The information system checks the validity of [Assignment: organization-defined information inputs].
|V-72871||PostgreSQL must check the validity of all data inputs except those specifically identified by the organization.||skipped|
|V-72873||PostgreSQL and associated applications must reserve the use of dynamic code execution for situations that require it.||skipped|
|V-72875||PostgreSQL and associated applications, when making use of dynamic code execution, must scan input data for invalid values that may indicate a code i njection attack.||skipped|
|V-72907||When invalid inputs are received, PostgreSQL must behave in a predictable and documented manner that reflects organizational and system objectives.||failed|

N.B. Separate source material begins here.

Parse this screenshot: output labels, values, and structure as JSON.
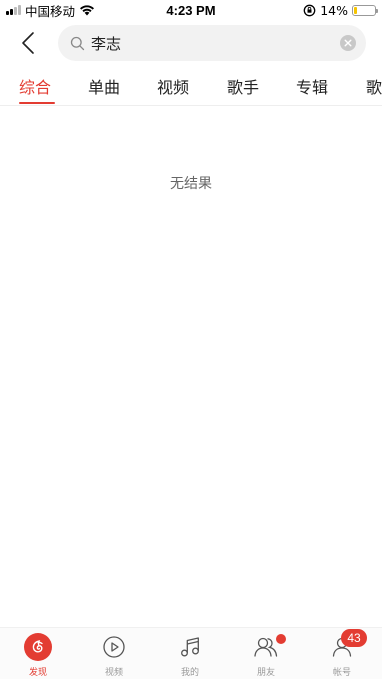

Checking the valid syntax and semantics of information system inputs (e.g., character set, length, numerical range, and acceptable values) verifies that inputs match specified definitions for format and content. Software applications typically follow well-defined protocols that use structured messages (i.e., commands or queries) to communicate between software modules or system components. Structured messages can contain raw or unstructured data interspersed with metadata or control information. If software applications use attacker-supplied inputs to construct structured messages without properly encoding such messages, then the attacker could insert malicious commands or special characters that can cause the data to be interpreted as control information or metadata. Consequently, the module or component that receives the tainted output will perform the wrong operations or otherwise interpret the data incorrectly. Prescreening inputs prior to passing to interpreters prevents the content from being unintentionally interpreted as commands. Input validation helps to ensure accurate and correct inputs and prevent attacks such as cross-site scripting and a variety of injection attacks.